After I made my announcement and the passengers all got off, the station attendants checked inside the train. I looked in as far as I could see, then shut the doors and the train pulled out.
Lots of passengers complained: “You can’t just leave us here.” We explained that there was a train behind us that needed to let its passengers off at this station and apologized.
We stopped the train in a tunnel between Kodemmacho and Ningyocho Station, only the driver and me on board. After it stopped, I walked the entire length of the train and did one complete inspection. There was nothing out of the ordinary that I could see.
Only something felt wrong inside the train. After the second or third car I couldn’t help thinking, “Something’s different.” It wasn’t so much a smell; it was just a hunch: “Something’s weird here.” Everyone sweats, so the odor of their bodies, the smell of their clothes leave an indelible mark. Ride the trains every day and you know what’s regular air, and you pick up on anything that’s not quite the same. Call it instinct.
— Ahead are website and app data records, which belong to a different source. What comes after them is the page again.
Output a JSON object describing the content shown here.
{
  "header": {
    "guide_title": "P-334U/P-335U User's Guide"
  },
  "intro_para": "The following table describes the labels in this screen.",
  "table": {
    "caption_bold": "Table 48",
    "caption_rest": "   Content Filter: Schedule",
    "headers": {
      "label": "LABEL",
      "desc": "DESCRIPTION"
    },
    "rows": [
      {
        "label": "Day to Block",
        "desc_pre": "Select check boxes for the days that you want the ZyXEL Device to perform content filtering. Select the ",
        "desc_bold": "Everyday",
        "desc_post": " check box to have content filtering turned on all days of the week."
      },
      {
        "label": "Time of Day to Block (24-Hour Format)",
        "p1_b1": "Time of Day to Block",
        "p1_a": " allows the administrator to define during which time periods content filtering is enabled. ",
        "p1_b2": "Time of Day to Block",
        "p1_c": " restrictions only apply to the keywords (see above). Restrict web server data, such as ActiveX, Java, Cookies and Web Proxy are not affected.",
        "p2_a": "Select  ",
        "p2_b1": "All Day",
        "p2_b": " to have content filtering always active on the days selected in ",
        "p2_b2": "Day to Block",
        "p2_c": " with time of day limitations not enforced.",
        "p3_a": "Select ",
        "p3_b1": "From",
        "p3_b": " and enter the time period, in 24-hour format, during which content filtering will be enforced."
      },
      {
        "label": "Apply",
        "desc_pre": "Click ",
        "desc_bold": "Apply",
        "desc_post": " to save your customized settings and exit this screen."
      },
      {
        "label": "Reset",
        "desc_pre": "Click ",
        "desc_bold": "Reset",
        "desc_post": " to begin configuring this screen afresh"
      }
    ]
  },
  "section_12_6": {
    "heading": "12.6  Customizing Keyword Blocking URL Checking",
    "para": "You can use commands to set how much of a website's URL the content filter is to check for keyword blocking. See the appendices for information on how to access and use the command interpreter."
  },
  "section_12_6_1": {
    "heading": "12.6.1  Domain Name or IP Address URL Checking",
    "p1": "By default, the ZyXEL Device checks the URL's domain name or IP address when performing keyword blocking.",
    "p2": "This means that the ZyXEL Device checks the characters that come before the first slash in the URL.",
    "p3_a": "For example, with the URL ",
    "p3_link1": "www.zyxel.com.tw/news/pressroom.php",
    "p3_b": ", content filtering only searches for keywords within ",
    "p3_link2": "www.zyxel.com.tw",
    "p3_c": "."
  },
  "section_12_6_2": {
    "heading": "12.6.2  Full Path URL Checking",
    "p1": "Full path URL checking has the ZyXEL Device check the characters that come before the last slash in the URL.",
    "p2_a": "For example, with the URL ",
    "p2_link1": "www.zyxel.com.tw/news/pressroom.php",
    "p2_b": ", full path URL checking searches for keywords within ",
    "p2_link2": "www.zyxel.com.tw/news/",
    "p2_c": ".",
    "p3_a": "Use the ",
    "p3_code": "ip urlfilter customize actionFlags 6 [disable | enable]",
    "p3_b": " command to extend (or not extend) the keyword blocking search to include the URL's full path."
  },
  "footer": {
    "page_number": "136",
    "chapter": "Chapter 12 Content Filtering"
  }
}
We waited there for about thirty minutes. I could hear the conversation going back and forth with Central all the time. It became apparent that it hadn’t been an explosion after all. The tone of the conversation slowly changed.
A new message came in: “Any crew members who feel sick or strange are to report to the office.” I didn’t feel ill.
By then Kodemmacho Station was in uproar, though I didn’t know it at the time. While we were in the station I hadn’t noticed anything unusual.
The conductor’s cabin is at the tail end of the train and the sarin injuries were toward the front. Quite a distance, maybe a hundred meters. I’d kept my eyes on the platform and if anyone had fallen I’d have seen them. I’d been on the lookout right up until we shut the doors and pulled out, and there was nothing out of the ordinary on the platform.
Not long after that I began to feel sick. Everything was looking dim, as if they’d turned out the lights. My nose began to run and my pulse sped up. “Strange,” I thought. I didn’t even have a cold. I contacted Central: “Something’s wrong with me, this is my condition.” “That’s serious,” they said, and we drove on to Ningyocho Station, where I got off while the train that had been at the station pulled out.
There was a doctor on duty at the station and I went to him and he said: “This is beyond me, go to St. Luke’s or somewhere.” So I rested in the Ningyocho Station office, waiting for the next change of staff. My train couldn’t move until they found a replacement for me.
As I waited, my condition remained more or less constant. My nose was running and everything kept getting darker. There was no dizziness or pain, though. It was around noon when my replacement finally came and they took me by ambulance to Tajima Hospital. But there were no beds there, so they sent me on to the Self-Defense Forces Central Hospital in Setagaya. Which was more convenient for me anyway, since I live in Machida.
I stayed in the hospital overnight. The next day my pupils were still contracted, but my nose had stopped running so it was all right for me to leave. I didn’t have any real aftereffects, except maybe I’m sleeping less. Used to be I could sleep seven hours at a stretch, but now I wake up after four or five hours. Not in the middle of a dream or anything: my eyes just open.
Am I scared? I’m a subway employee; if a subway employee was scared of the subway, he couldn’t work. I may feel kind of uneasy, but I try not to think about it. What’s happened has happened. I try to remember that the important thing is not to let something like that happen ever again. Likewise, I’m making an effort not to bear any personal grudge toward the criminals. Grudges don’t do anyone any good. I’m horrified that colleagues of mine died. We’re all like one big family here, but then what can we do to help their families? Nothing. We just can’t let it happen again. That’s the main thing. All the more reason why we can’t forget this incident. I just hope that what I’m saying, when it gets into print, will help everyone remember. That’s all.
* At the time of going to press Yasuo Hayashi was sentenced to death and is appealing the sentence. Shigeo Sugimoto was sentenced to life imprisonment. [Tr.]
* Pachinko is a Japanese variant of pinball. [Tr.]